It’s been good news/bad news here. The good news is that after a frustrating few days when I couldn’t get a grip on my new story, on Tuesday things fell into place. A propos of nothing I had a flash of insight that gave me a premise for the book and the GMC (goal, motivation, conflict) for all the main characters. As a bonus, I even figured out who owns the story.
The bad news is, it seems farming and gardening are important to the new WIP, and I have a brown thumb. My mother and grandmother were excellent gardeners, but I don’t even have houseplants, because they take one look at me and give up the ghost.

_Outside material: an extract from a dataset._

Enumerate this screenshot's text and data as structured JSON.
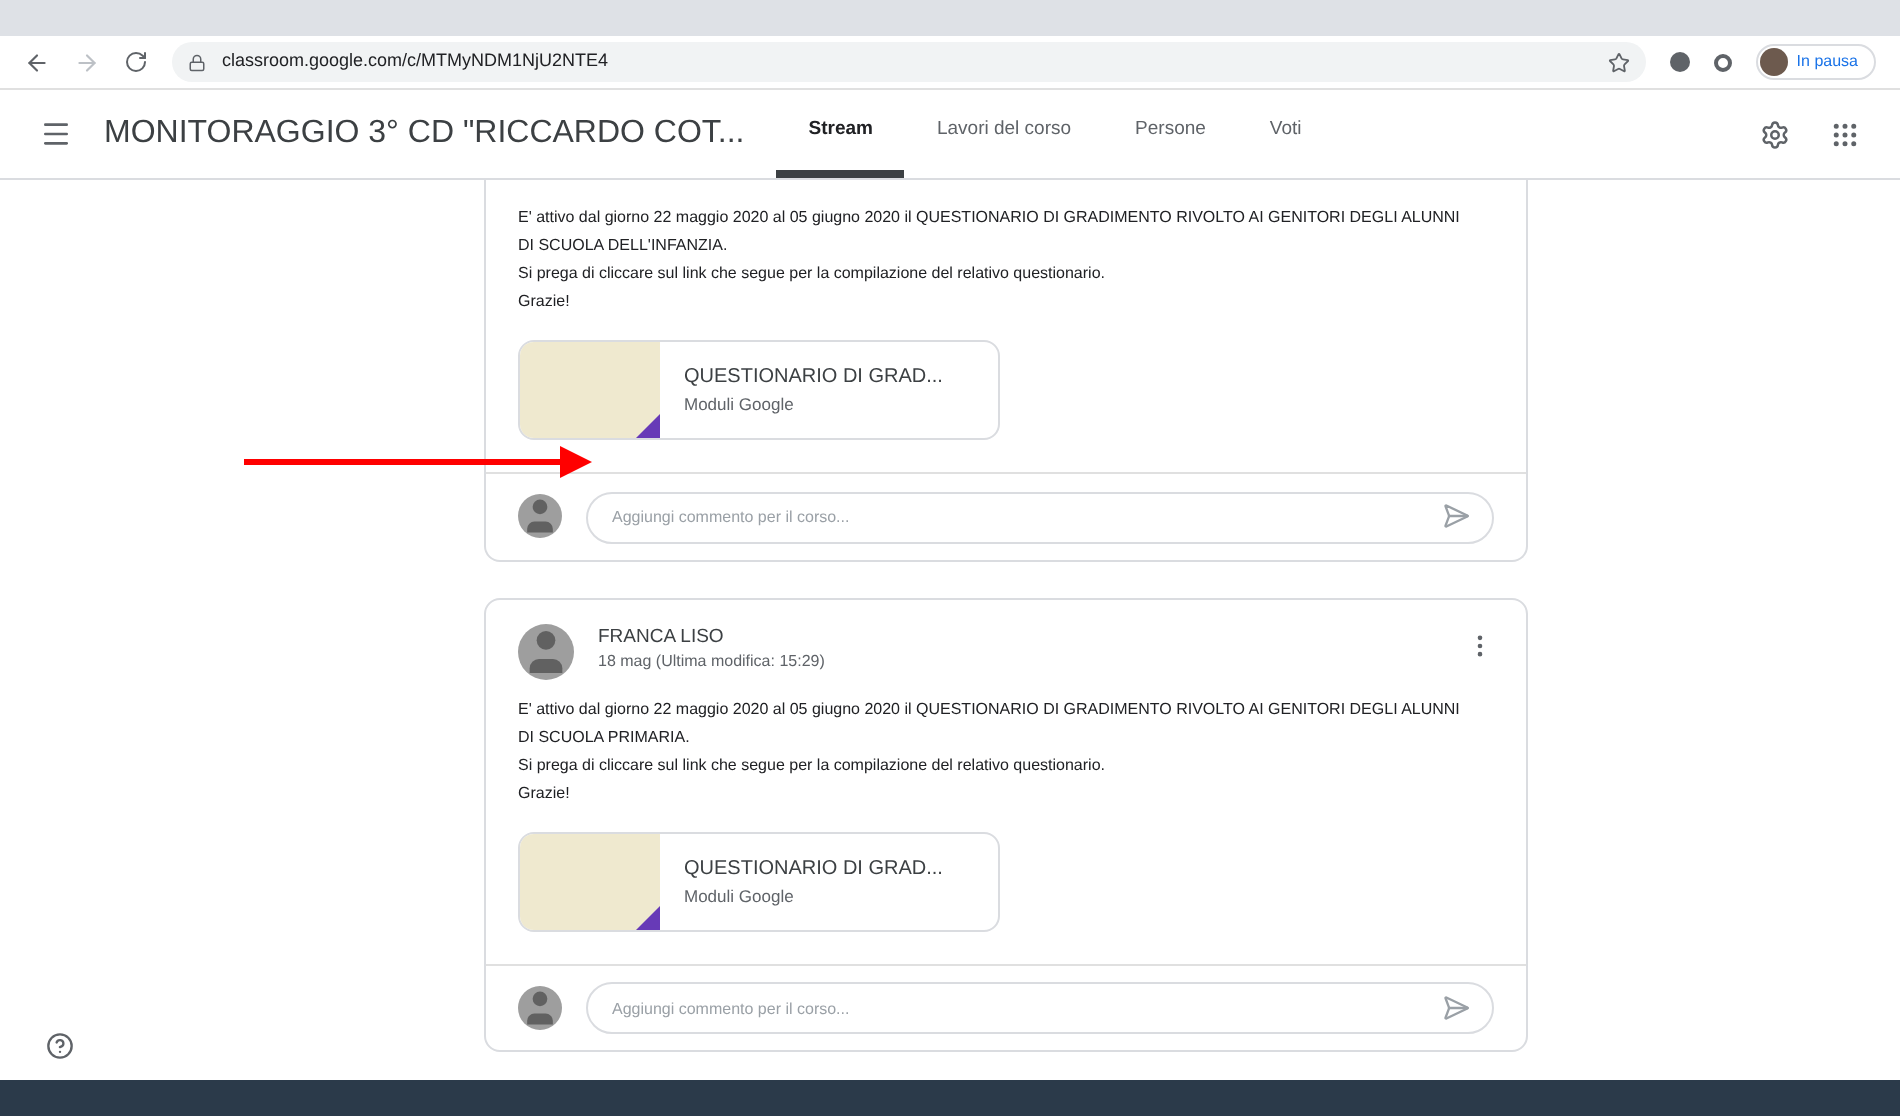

It would have been great if the Girls had sent up a plot I knew something about, but I’m not complaining–I’m grateful to get a workable idea. The garden stuff is important, but it’s a vehicle for the characters and conflict, and as long as I get those right, everything else is fixable. My current plan is to invest in oodles of agri-research, pretend I know what I’m doing, and then find some kindly green-fingered beta readers to sanity check my efforts.
I spent the rest of my week investigating the history of farming, paying particular attention to the fifteenth and sixteenth centuries. From there I went down the following rabbit holes:

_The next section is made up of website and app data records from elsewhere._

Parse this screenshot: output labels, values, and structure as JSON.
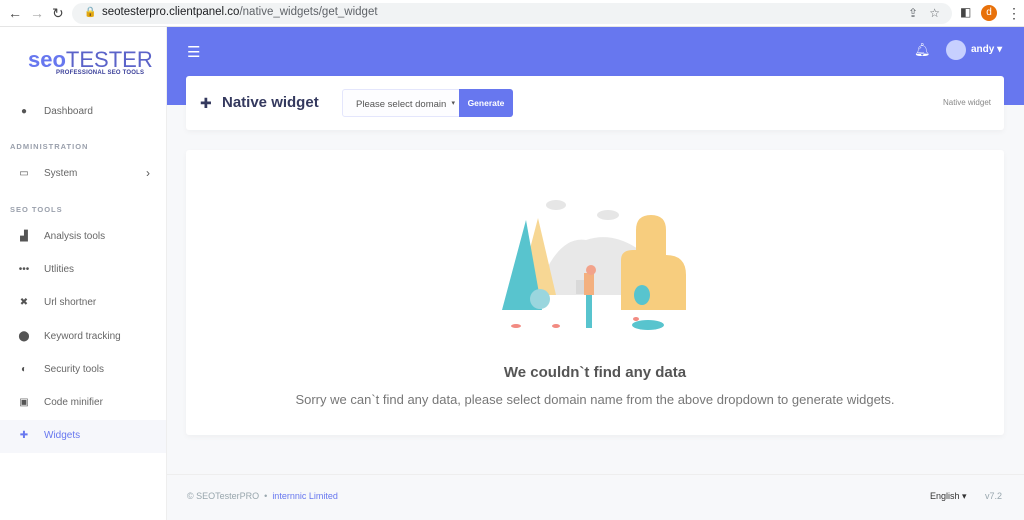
{
  "browser": {
    "url_host": "seotesterpro.clientpanel.co",
    "url_path": "/native_widgets/get_widget",
    "profile_initial": "d"
  },
  "logo": {
    "text_a": "seo",
    "text_b": "TESTER",
    "tagline": "PROFESSIONAL SEO TOOLS"
  },
  "sidebar": {
    "sections": [
      "ADMINISTRATION",
      "SEO TOOLS"
    ],
    "items": [
      {
        "label": "Dashboard",
        "icon": "fire-icon"
      },
      {
        "label": "System",
        "icon": "laptop-icon"
      },
      {
        "label": "Analysis tools",
        "icon": "chart-area-icon"
      },
      {
        "label": "Utlities",
        "icon": "ellipsis-icon"
      },
      {
        "label": "Url shortner",
        "icon": "compress-icon"
      },
      {
        "label": "Keyword tracking",
        "icon": "map-marker-icon"
      },
      {
        "label": "Security tools",
        "icon": "shield-icon"
      },
      {
        "label": "Code minifier",
        "icon": "code-icon"
      },
      {
        "label": "Widgets",
        "icon": "puzzle-icon",
        "active": true
      }
    ]
  },
  "header": {
    "user": "andy"
  },
  "page": {
    "title": "Native widget",
    "select_placeholder": "Please select domain",
    "generate": "Generate",
    "breadcrumb": "Native widget"
  },
  "empty": {
    "title": "We couldn`t find any data",
    "message": "Sorry we can`t find any data, please select domain name from the above dropdown to generate widgets."
  },
  "footer": {
    "copyright": "© SEOTesterPRO",
    "company": "internnic Limited",
    "language": "English",
    "version": "v7.2"
  },
  "colors": {
    "primary": "#6777ef",
    "text_dark": "#34395e"
  }
}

Tips, tricks and traps for growing beans
My grandpa used to grow peas and I have a vague memory of his garden, plus I watched the team growing them on one of my Ruth Goodman history reenactment DVDs (for more on those, click here). I’m guessing/hoping beans might be similar. The internet says they are easy to grow, good for the soil, very sensitive to frost. They like sunny, well-drained soil rich in organic matter and will rot in heavy, soggy, cold soil. They’re susceptible to aphids, mites, beetles and various diseases. They’re nutritious, versatile, good fresh or dried, one of the world’s oldest foodstuffs. Just what I need.

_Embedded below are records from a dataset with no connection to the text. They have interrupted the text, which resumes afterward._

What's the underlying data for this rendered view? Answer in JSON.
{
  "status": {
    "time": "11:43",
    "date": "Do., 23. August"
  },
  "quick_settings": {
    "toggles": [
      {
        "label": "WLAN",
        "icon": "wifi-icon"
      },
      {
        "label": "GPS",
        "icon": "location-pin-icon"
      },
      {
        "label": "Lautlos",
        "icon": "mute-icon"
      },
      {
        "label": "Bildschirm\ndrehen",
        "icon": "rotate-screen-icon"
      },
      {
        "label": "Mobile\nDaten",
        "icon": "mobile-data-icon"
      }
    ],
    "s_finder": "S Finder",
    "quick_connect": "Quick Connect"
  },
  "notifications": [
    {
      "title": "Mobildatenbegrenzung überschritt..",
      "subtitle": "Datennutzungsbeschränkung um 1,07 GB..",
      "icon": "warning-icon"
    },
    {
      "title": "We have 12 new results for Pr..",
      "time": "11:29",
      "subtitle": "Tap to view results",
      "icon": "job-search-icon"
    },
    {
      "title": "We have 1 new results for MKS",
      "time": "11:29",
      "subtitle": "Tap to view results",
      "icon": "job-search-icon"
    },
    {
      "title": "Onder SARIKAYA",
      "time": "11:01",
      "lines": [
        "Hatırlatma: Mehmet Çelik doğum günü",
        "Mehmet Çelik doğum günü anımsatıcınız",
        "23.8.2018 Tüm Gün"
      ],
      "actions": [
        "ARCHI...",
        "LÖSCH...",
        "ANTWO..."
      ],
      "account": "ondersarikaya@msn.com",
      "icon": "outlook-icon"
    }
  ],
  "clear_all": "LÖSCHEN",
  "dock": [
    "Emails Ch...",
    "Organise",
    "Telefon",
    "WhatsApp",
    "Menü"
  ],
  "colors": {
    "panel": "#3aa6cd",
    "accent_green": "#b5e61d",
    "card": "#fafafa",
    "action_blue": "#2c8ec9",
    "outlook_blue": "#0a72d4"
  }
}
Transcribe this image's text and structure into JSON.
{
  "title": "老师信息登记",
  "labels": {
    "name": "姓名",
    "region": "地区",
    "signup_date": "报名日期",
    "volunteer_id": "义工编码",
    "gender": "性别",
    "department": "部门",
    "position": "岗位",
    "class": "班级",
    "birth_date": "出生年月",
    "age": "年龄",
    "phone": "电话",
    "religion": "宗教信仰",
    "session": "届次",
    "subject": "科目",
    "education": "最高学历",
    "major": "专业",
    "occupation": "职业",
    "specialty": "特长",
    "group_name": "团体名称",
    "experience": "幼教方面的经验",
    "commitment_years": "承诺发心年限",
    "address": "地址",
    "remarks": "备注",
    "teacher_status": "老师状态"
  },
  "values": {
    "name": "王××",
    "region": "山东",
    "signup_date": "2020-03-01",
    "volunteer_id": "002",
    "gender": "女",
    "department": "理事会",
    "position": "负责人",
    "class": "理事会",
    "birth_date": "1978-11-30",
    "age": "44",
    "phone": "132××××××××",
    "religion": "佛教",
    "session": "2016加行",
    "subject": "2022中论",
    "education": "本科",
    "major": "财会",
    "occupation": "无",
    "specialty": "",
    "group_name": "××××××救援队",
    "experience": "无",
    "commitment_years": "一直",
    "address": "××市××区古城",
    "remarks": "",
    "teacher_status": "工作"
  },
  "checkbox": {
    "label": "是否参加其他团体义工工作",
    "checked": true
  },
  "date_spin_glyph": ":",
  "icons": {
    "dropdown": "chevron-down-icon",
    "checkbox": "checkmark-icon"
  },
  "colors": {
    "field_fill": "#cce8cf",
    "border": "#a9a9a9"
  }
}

The story of the Great French Wine Blight
I don’t know much about gardening, but I love wine and I spent about fifteen years helping out at a small wine importing company. So I remembered the story of the phylloxera bug, which had a taste for European vines and almost wiped out the French wine industry in the 1800s. It’s a great story, with some very black moments before the happy ending. Lots of good material. Click here to find out more.
The development of the role of head gardener
While I was noodling around the interwebs waiting for inspiration to strike, I found The Head Gardeners, Toby Musgrave’s book about the forgotten heroes of horticulture. There’s a Head Gardener in my story, so I bought the book and I’m really enjoying it. Click here for Toby Musgrave’s website and information on his other books, including one about intrepid plant hunters and another about Empire and how tobacco, sugar, cotton, tea, opium, quinine and rubber literally changed the world. I’m planning to read both of those when I’ve finished with The Head Gardeners.
The history of glasshouses and orangeries
I knew glass would be a scarce and super-luxurious commodity in a horses-n-swords world, but I wanted to know what came before the spectacular glasshouses of the Victorian era. Turns out that the Emperor Tiberius’s gardeners figured out a way to grow cucumbers in the dead of winter, and Korean horticulturalists had developed temperature controlled plant houses by the 1450s. Not to mention the sumptuous orangeries of the Italian Renaissance. With a stretch here and a twist here, I’m confident I can find something that will fit my story.
I also spent a happy day investigating forts, fortresses, keeps, star forts, bastions and all manner of fortified communities, but that’s a story for another week 😉
I’m excited about my new WIP (hope it lasts!) and I think the material I collected will come in useful. I’ll keep you posted 😉 .
What did you learn this week?